--- Information Enclosed Below ---

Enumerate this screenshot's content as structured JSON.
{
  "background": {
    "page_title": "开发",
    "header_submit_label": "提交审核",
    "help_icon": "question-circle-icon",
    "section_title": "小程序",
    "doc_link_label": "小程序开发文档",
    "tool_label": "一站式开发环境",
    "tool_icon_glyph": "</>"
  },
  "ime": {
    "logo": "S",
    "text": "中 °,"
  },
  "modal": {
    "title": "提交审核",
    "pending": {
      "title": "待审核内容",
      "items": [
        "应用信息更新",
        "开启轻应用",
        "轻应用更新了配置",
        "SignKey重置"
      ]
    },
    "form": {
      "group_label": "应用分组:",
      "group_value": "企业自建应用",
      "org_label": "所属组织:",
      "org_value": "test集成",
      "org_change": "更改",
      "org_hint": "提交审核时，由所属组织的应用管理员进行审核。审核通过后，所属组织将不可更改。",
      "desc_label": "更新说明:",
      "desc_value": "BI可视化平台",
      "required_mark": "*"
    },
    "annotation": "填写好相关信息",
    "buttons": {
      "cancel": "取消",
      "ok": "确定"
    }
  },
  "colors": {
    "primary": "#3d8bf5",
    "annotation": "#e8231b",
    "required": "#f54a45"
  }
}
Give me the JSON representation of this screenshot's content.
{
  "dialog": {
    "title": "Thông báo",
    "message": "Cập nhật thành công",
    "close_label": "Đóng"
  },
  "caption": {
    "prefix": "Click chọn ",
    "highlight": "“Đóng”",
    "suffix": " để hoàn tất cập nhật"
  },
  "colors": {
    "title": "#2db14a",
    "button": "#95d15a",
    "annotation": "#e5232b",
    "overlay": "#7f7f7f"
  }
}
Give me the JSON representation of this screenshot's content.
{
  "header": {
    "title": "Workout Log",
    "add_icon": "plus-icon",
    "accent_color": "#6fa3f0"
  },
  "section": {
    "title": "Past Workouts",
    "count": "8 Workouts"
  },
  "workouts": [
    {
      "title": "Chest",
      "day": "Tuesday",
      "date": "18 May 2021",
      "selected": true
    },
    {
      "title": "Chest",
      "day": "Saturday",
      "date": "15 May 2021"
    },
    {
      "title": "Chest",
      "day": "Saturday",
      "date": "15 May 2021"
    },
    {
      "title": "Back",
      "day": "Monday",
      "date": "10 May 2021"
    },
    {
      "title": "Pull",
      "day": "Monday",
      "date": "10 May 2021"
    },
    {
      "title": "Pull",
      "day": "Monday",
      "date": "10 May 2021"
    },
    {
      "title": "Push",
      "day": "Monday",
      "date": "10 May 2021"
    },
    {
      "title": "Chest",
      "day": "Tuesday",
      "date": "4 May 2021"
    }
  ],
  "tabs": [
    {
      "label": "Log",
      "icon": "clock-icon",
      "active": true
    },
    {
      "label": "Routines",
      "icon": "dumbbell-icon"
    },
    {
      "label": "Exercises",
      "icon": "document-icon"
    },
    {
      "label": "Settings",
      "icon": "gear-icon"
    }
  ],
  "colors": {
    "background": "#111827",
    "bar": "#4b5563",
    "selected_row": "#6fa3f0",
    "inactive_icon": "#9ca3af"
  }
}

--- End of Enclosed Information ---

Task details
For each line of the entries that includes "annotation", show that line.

Answer section
    "annotation": "填写好相关信息",
    "annotation": "#e8231b",
    "annotation": "#e5232b",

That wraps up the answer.